Why Are We Lacking in Basic Human Rights?
The concerns for the rights and privileges of our fellow Muslims is a huge concern to most of us, I am sure you will agree. World news is replete with examples of protests and discussions about Palestinian rights, the rights of Muslim women to wear the hijab in France, the rights of Muslims to pray in America. Apparently we love striving towards the rights of our fellow human beings, and are willing to spend a portion of our time and effort on this important Islamic value.
Yet we often turn a blind eye on the human rights abuses going on in Islamic countries. We either don’t know of or refuse to listen when we are informed about the behavior of our own Muslim brothers and sisters in our own backyards. Last week, unbeknown to most Pakistani Americans, Pakistan’s Human Rights Commission published its 2013 report, with harsh words about the state of governmental and individual abuses towards minorities and women in that country. In part, here is a paragraph about specific cases the Human Rights Commission investigated:
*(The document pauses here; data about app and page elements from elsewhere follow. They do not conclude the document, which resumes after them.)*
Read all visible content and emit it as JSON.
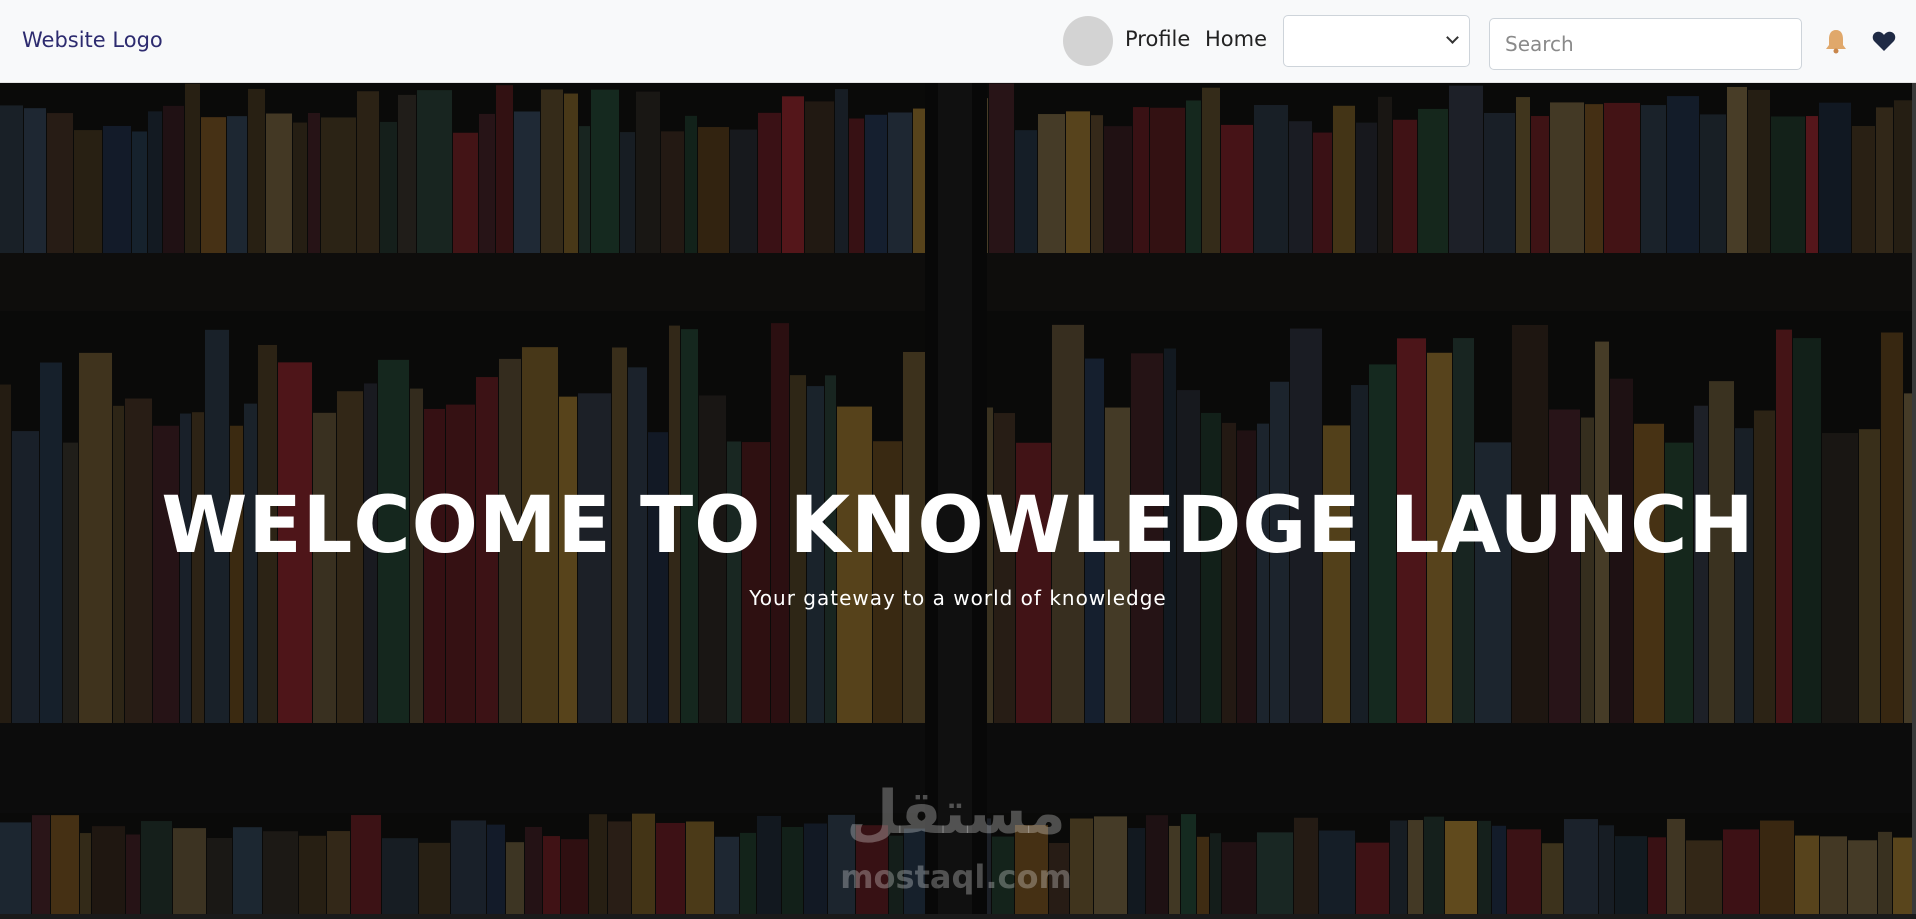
{
  "navbar": {
    "logo": "Website Logo",
    "profile_link": "Profile",
    "home_link": "Home",
    "select_value": "",
    "search_placeholder": "Search",
    "icons": [
      "bell-icon",
      "heart-icon"
    ]
  },
  "hero": {
    "title": "WELCOME TO KNOWLEDGE LAUNCH",
    "subtitle": "Your gateway to a world of knowledge"
  },
  "watermark": {
    "arabic": "مستقل",
    "latin": "mostaql.com"
  },
  "colors": {
    "navbar_bg": "#f8f9fa",
    "logo_text": "#2d2b6f",
    "hero_text": "#ffffff",
    "bell": "#e0a86b",
    "heart": "#1f2a44"
  }
}
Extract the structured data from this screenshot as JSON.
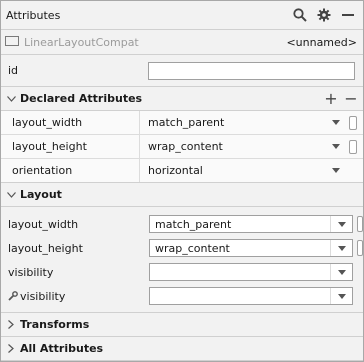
{
  "header": {
    "title": "Attributes",
    "icons": [
      "search-icon",
      "gear-icon",
      "minimize-icon"
    ]
  },
  "component": {
    "name": "LinearLayoutCompat",
    "id": "<unnamed>",
    "icon": "layout-icon"
  },
  "id_field": {
    "label": "id",
    "value": ""
  },
  "declared": {
    "title": "Declared Attributes",
    "add_icon": "+",
    "remove_icon": "−",
    "rows": [
      {
        "label": "layout_width",
        "value": "match_parent"
      },
      {
        "label": "layout_height",
        "value": "wrap_content"
      },
      {
        "label": "orientation",
        "value": "horizontal"
      }
    ]
  },
  "layout": {
    "title": "Layout",
    "rows": [
      {
        "label": "layout_width",
        "value": "match_parent"
      },
      {
        "label": "layout_height",
        "value": "wrap_content"
      },
      {
        "label": "visibility",
        "value": ""
      },
      {
        "label": "visibility",
        "value": "",
        "icon": "wrench-icon"
      }
    ]
  },
  "sections": [
    {
      "title": "Transforms"
    },
    {
      "title": "All Attributes"
    }
  ],
  "colors": {
    "panel_bg": "#f2f2f2",
    "border": "#a8a8a8",
    "muted_text": "#9b9b9b"
  }
}
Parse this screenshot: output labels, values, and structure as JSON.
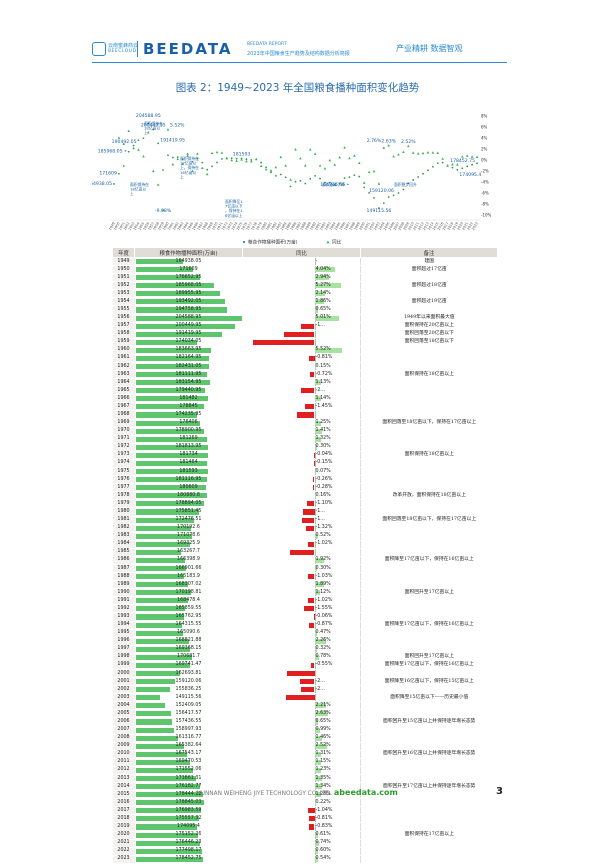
{
  "header": {
    "logo_cn": "云南蜜蜂商云",
    "logo_en": "BEECLOUD",
    "brand": "BEEDATA",
    "report_label": "BEEDATA REPORT",
    "report_title": "2023年中国粮食生产趋势及结构数据分析简报",
    "slogan": "产业精耕 数据智观",
    "accent_color": "#2a8ad6"
  },
  "figure_title": "图表 2：1949~2023 年全国粮食播种面积变化趋势",
  "chart_data": {
    "type": "line",
    "x": [
      1949,
      1950,
      1951,
      1952,
      1953,
      1954,
      1955,
      1956,
      1957,
      1958,
      1959,
      1960,
      1961,
      1962,
      1963,
      1964,
      1965,
      1966,
      1967,
      1968,
      1969,
      1970,
      1971,
      1972,
      1973,
      1974,
      1975,
      1976,
      1977,
      1978,
      1979,
      1980,
      1981,
      1982,
      1983,
      1984,
      1985,
      1986,
      1987,
      1988,
      1989,
      1990,
      1991,
      1992,
      1993,
      1994,
      1995,
      1996,
      1997,
      1998,
      1999,
      2000,
      2001,
      2002,
      2003,
      2004,
      2005,
      2006,
      2007,
      2008,
      2009,
      2010,
      2011,
      2012,
      2013,
      2014,
      2015,
      2016,
      2017,
      2018,
      2019,
      2020,
      2021,
      2022,
      2023
    ],
    "series": [
      {
        "name": "粮食作物播种面积(万亩)",
        "axis": "left",
        "marker": "dot"
      },
      {
        "name": "同比",
        "axis": "right",
        "marker": "triangle"
      }
    ],
    "right_axis_ticks": [
      "8%",
      "6%",
      "4%",
      "2%",
      "0%",
      "-2%",
      "-4%",
      "-6%",
      "-8%",
      "-10%"
    ],
    "legend_position": "bottom",
    "point_labels": [
      "164938.05",
      "171609",
      "185968.05 •",
      "190492.05",
      "200449.95",
      "204588.95",
      "191419.95",
      "5.52%",
      "-9.08%",
      "181593",
      "164315.56 •",
      "2.76%",
      "159120.06",
      "149115.56",
      "2.63%",
      "2.52%",
      "178452.75",
      "174095.4"
    ],
    "annotations": [
      "面积保持在18亿亩以上",
      "面积保持在18亿亩以上",
      "面积保持在17亿亩以上，保持在16亿亩以上",
      "面积降至17亿亩以下，保持在16亿亩以上",
      "面积逐年下降",
      "面积稳步回升"
    ]
  },
  "table": {
    "headers": [
      "年度",
      "粮食作物播种面积(万亩)",
      "同比",
      "备注"
    ],
    "max_area": 204588.95,
    "max_pct": 9.08,
    "rows": [
      {
        "year": "1949",
        "area": "164938.05",
        "yoy": "-",
        "pct": 0,
        "note": "建国"
      },
      {
        "year": "1950",
        "area": "171609",
        "yoy": "4.04%",
        "pct": 4.04,
        "note": "面积超过17亿亩"
      },
      {
        "year": "1951",
        "area": "176652.95",
        "yoy": "2.94%",
        "pct": 2.94,
        "note": ""
      },
      {
        "year": "1952",
        "area": "185968.05",
        "yoy": "5.27%",
        "pct": 5.27,
        "note": "面积超过18亿亩"
      },
      {
        "year": "1953",
        "area": "189955.95",
        "yoy": "2.14%",
        "pct": 2.14,
        "note": ""
      },
      {
        "year": "1954",
        "area": "193492.05",
        "yoy": "1.86%",
        "pct": 1.86,
        "note": "面积超过19亿亩"
      },
      {
        "year": "1955",
        "area": "194758.95",
        "yoy": "0.65%",
        "pct": 0.65,
        "note": ""
      },
      {
        "year": "1956",
        "area": "204588.95",
        "yoy": "5.01%",
        "pct": 5.01,
        "note": "1949年以来面积最大值"
      },
      {
        "year": "1957",
        "area": "200449.95",
        "yoy": "-1...",
        "pct": -2.02,
        "note": "面积保持在20亿亩以上"
      },
      {
        "year": "1958",
        "area": "191419.95",
        "yoy": "",
        "pct": -4.5,
        "note": "面积回落至20亿亩以下"
      },
      {
        "year": "1959",
        "area": "174034.05",
        "yoy": "",
        "pct": -9.08,
        "note": "面积回落至18亿亩以下"
      },
      {
        "year": "1960",
        "area": "183663.95",
        "yoy": "5.52%",
        "pct": 5.52,
        "note": ""
      },
      {
        "year": "1961",
        "area": "182164.95",
        "yoy": "-0.81%",
        "pct": -0.81,
        "note": ""
      },
      {
        "year": "1962",
        "area": "182431.05",
        "yoy": "0.15%",
        "pct": 0.15,
        "note": ""
      },
      {
        "year": "1963",
        "area": "181111.95",
        "yoy": "-0.72%",
        "pct": -0.72,
        "note": "面积保持在18亿亩以上"
      },
      {
        "year": "1964",
        "area": "183154.95",
        "yoy": "1.13%",
        "pct": 1.13,
        "note": ""
      },
      {
        "year": "1965",
        "area": "179440.95",
        "yoy": "-2...",
        "pct": -2.03,
        "note": ""
      },
      {
        "year": "1966",
        "area": "181482",
        "yoy": "1.14%",
        "pct": 1.14,
        "note": ""
      },
      {
        "year": "1967",
        "area": "178845",
        "yoy": "-1.45%",
        "pct": -1.45,
        "note": ""
      },
      {
        "year": "1968",
        "area": "174235.95",
        "yoy": "",
        "pct": -2.58,
        "note": ""
      },
      {
        "year": "1969",
        "area": "176406",
        "yoy": "1.25%",
        "pct": 1.25,
        "note": "面积回落至18亿亩以下，保持在17亿亩以上"
      },
      {
        "year": "1970",
        "area": "178900.95",
        "yoy": "1.41%",
        "pct": 1.41,
        "note": ""
      },
      {
        "year": "1971",
        "area": "181269",
        "yoy": "1.32%",
        "pct": 1.32,
        "note": ""
      },
      {
        "year": "1972",
        "area": "181813.95",
        "yoy": "0.30%",
        "pct": 0.3,
        "note": ""
      },
      {
        "year": "1973",
        "area": "181734",
        "yoy": "-0.04%",
        "pct": -0.04,
        "note": "面积保持在18亿亩以上"
      },
      {
        "year": "1974",
        "area": "181464",
        "yoy": "-0.15%",
        "pct": -0.15,
        "note": ""
      },
      {
        "year": "1975",
        "area": "181593",
        "yoy": "0.07%",
        "pct": 0.07,
        "note": ""
      },
      {
        "year": "1976",
        "area": "181116.95",
        "yoy": "-0.26%",
        "pct": -0.26,
        "note": ""
      },
      {
        "year": "1977",
        "area": "180609",
        "yoy": "-0.28%",
        "pct": -0.28,
        "note": ""
      },
      {
        "year": "1978",
        "area": "180880.8",
        "yoy": "0.16%",
        "pct": 0.16,
        "note": "改革开放，面积保持在18亿亩以上"
      },
      {
        "year": "1979",
        "area": "178894.05",
        "yoy": "-1.10%",
        "pct": -1.1,
        "note": ""
      },
      {
        "year": "1980",
        "area": "175851.45",
        "yoy": "-1...",
        "pct": -1.7,
        "note": ""
      },
      {
        "year": "1981",
        "area": "172476.51",
        "yoy": "-1...",
        "pct": -1.92,
        "note": "面积回落至18亿亩以下，保持在17亿亩以上"
      },
      {
        "year": "1982",
        "area": "170192.6",
        "yoy": "-1.32%",
        "pct": -1.32,
        "note": ""
      },
      {
        "year": "1983",
        "area": "171078.6",
        "yoy": "0.52%",
        "pct": 0.52,
        "note": ""
      },
      {
        "year": "1984",
        "area": "169325.9",
        "yoy": "-1.02%",
        "pct": -1.02,
        "note": ""
      },
      {
        "year": "1985",
        "area": "163267.7",
        "yoy": "",
        "pct": -3.58,
        "note": ""
      },
      {
        "year": "1986",
        "area": "166398.9",
        "yoy": "1.92%",
        "pct": 1.92,
        "note": "面积降至17亿亩以下，保持在16亿亩以上"
      },
      {
        "year": "1987",
        "area": "166901.66",
        "yoy": "0.30%",
        "pct": 0.3,
        "note": ""
      },
      {
        "year": "1988",
        "area": "165183.9",
        "yoy": "-1.03%",
        "pct": -1.03,
        "note": ""
      },
      {
        "year": "1989",
        "area": "168307.02",
        "yoy": "1.89%",
        "pct": 1.89,
        "note": ""
      },
      {
        "year": "1990",
        "area": "170198.81",
        "yoy": "1.12%",
        "pct": 1.12,
        "note": "面积回升至17亿亩以上"
      },
      {
        "year": "1991",
        "area": "168478.4",
        "yoy": "-1.02%",
        "pct": -1.02,
        "note": ""
      },
      {
        "year": "1992",
        "area": "165859.55",
        "yoy": "-1.55%",
        "pct": -1.55,
        "note": ""
      },
      {
        "year": "1993",
        "area": "165762.95",
        "yoy": "-0.06%",
        "pct": -0.06,
        "note": ""
      },
      {
        "year": "1994",
        "area": "164315.55",
        "yoy": "-0.87%",
        "pct": -0.87,
        "note": "面积降至17亿亩以下，保持在16亿亩以上"
      },
      {
        "year": "1995",
        "area": "165090.6",
        "yoy": "0.47%",
        "pct": 0.47,
        "note": ""
      },
      {
        "year": "1996",
        "area": "168821.88",
        "yoy": "2.26%",
        "pct": 2.26,
        "note": ""
      },
      {
        "year": "1997",
        "area": "169368.15",
        "yoy": "0.32%",
        "pct": 0.32,
        "note": ""
      },
      {
        "year": "1998",
        "area": "170681.7",
        "yoy": "0.78%",
        "pct": 0.78,
        "note": "面积回升至17亿亩以上"
      },
      {
        "year": "1999",
        "area": "169741.47",
        "yoy": "-0.55%",
        "pct": -0.55,
        "note": "面积降至17亿亩以下，保持在16亿亩以上"
      },
      {
        "year": "2000",
        "area": "162693.81",
        "yoy": "",
        "pct": -4.15,
        "note": ""
      },
      {
        "year": "2001",
        "area": "159120.06",
        "yoy": "-2...",
        "pct": -2.2,
        "note": "面积降至16亿亩以下，保持在15亿亩以上"
      },
      {
        "year": "2002",
        "area": "155836.25",
        "yoy": "-2...",
        "pct": -2.06,
        "note": ""
      },
      {
        "year": "2003",
        "area": "149115.56",
        "yoy": "",
        "pct": -4.31,
        "note": "面积降至15亿亩以下——历史最小值"
      },
      {
        "year": "2004",
        "area": "152409.05",
        "yoy": "2.21%",
        "pct": 2.21,
        "note": ""
      },
      {
        "year": "2005",
        "area": "156417.57",
        "yoy": "2.63%",
        "pct": 2.63,
        "note": ""
      },
      {
        "year": "2006",
        "area": "157436.55",
        "yoy": "0.65%",
        "pct": 0.65,
        "note": "面积回升至15亿亩以上并保持逐年增长态势"
      },
      {
        "year": "2007",
        "area": "158997.93",
        "yoy": "0.99%",
        "pct": 0.99,
        "note": ""
      },
      {
        "year": "2008",
        "area": "161316.77",
        "yoy": "1.46%",
        "pct": 1.46,
        "note": ""
      },
      {
        "year": "2009",
        "area": "165382.64",
        "yoy": "2.52%",
        "pct": 2.52,
        "note": ""
      },
      {
        "year": "2010",
        "area": "167543.17",
        "yoy": "1.31%",
        "pct": 1.31,
        "note": "面积回升至16亿亩以上并保持逐年增长态势"
      },
      {
        "year": "2011",
        "area": "169470.53",
        "yoy": "1.15%",
        "pct": 1.15,
        "note": ""
      },
      {
        "year": "2012",
        "area": "171552.06",
        "yoy": "1.23%",
        "pct": 1.23,
        "note": ""
      },
      {
        "year": "2013",
        "area": "173861.31",
        "yoy": "1.35%",
        "pct": 1.35,
        "note": ""
      },
      {
        "year": "2014",
        "area": "176182.77",
        "yoy": "1.34%",
        "pct": 1.34,
        "note": "面积回升至17亿亩以上并保持逐年增长态势"
      },
      {
        "year": "2015",
        "area": "178444.22",
        "yoy": "1.28%",
        "pct": 1.28,
        "note": ""
      },
      {
        "year": "2016",
        "area": "178845.03",
        "yoy": "0.22%",
        "pct": 0.22,
        "note": ""
      },
      {
        "year": "2017",
        "area": "176983.59",
        "yoy": "-1.04%",
        "pct": -1.04,
        "note": ""
      },
      {
        "year": "2018",
        "area": "175557.32",
        "yoy": "-0.81%",
        "pct": -0.81,
        "note": ""
      },
      {
        "year": "2019",
        "area": "174095.4",
        "yoy": "-0.83%",
        "pct": -0.83,
        "note": ""
      },
      {
        "year": "2020",
        "area": "175152.26",
        "yoy": "0.61%",
        "pct": 0.61,
        "note": "面积保持在17亿亩以上"
      },
      {
        "year": "2021",
        "area": "176446.23",
        "yoy": "0.74%",
        "pct": 0.74,
        "note": ""
      },
      {
        "year": "2022",
        "area": "177498.17",
        "yoy": "0.60%",
        "pct": 0.6,
        "note": ""
      },
      {
        "year": "2023",
        "area": "178452.75",
        "yoy": "0.54%",
        "pct": 0.54,
        "note": ""
      }
    ]
  },
  "footer": {
    "company": "YUNNAN WEIHENG JIYE TECHNOLOGY CO.,LTD.",
    "site": "abeedata.com",
    "page_number": "3"
  }
}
Pakistan’s record in protecting members of its religious and sectarian minorities from faith-based violence and discrimination has been far from impressive in recent years. In fact, the year under review saw continuation of the recent trend of violence and impunity that seemed to reinforce each other. The growing problems for the minorities came from extremist militant groups seeking to justify violence and brutalities in the name of religion. Secondly, the challenges came from the local factors; and finally, from the government’s failure to protect members of minority religions and sects from faith-based violence or to confront hate speech, intimidation or intolerance. This year also nothing was done to weed out discrimination against non-Muslim citizens written into law or to introduce safeguards widely acknowledged to be needed in order to prevent abuse of the blasphemy law.
This report in particular may be about Pakistan, but it’s not very different from the record of other Muslim countries as well. Egypt, Syria, Saudi Arabia, Malaysia – you name it, the human rights violations in many Muslim countries is appalling. Yet we don’t seem to care. We either turn a blind eye, or make excuses. True, poverty and illiteracy in many countries like Pakistan have made life difficult for the average Muslim living there. But is that really a reason to set aside our Islamic values? Think about the time of the Prophet Muhammad (peace and blessings of Allah be upon him). He himself was unlettered, and most of his companions were uneducated as well. Yet the spirit of love, equality, brotherhood and social service was so strong that the values of human rights were upheld regardless.
Why? Because everything we need to know about human rights is in the Holy Quran. Islam teaches us that the object of man is to worship Allah, not just through forms of “ibaadat” but equally through fulfilling the obligations to His creation. We are told not just to treat other Muslims well, but also to treat non-Muslims, even animals and nature, in the finest manner as befits our distinction as the best of mankind. We are exhorted towards kindness and mercy, not towards hatred and harshness.
Despite these excellent moral and social guidelines, we see the opposite in Muslim countries today. Although we claim the reason to be poverty and illiteracy, the real reason in my opinion is a growing distance from “taqwa” which embodies our Muslim experience today regardless of where we live. Taqwa is fear of Allah, and it enables us to live our lives according to the principles of Islam. If we lose taqwa from our hearts, we will lose it from our collective societies. And with that loss, comes a downward spiral of unjust governments, extremist elements and ultimately human rights records that should make us feel truly ashamed.
What can we do? Is there a solution to the problem that we all sweep under the mental rug? I believe that American Muslims can do much to help the suffering of people in Pakistan and other Muslim countries. We can speak up, raise our voices, write articles and make speeches, demanding justice from the governments of our original homes. For instance, when President Obama recently met with the Saudi King, he did not raise the issue of human rights violations in that country. This fact was lamented by Human Rights Watch, Amnesty International and a host of other organizations, because America is in a unique position to influence Saudi Arabia on key issues. It is unfortunate that American Muslim groups did not express the same sentiment, did not issue any statements or send requests to the President to include human rights in his agenda.
It is common sense that in order to correct a problem, we have to first acknowledge the problem. But in Pakistan and elsewhere, including among American Muslims, there is a tendency to ignore that the immense human rights violations by our own kind exist at all. When I read about Muslims protesting against Israel’s human rights record, or against abuses of Muslims in Africa and Myanmar, it raises some serious questions. Shouldn’t we first take care of our own homes, our own communities, before pointing a finger at others? Shouldn’t we try to live up to the ideals of the Quran and Sunnah? Shouldn’t we be willing to stand up for the rights of those who are not receiving their rights, especially minorities in Muslim countries, who are often persecuted for their faith? Most importantly, shouldn’t we fulfil our obligations as Muslims, as a people who have been sent as a blessing, not a curse, to all of mankind?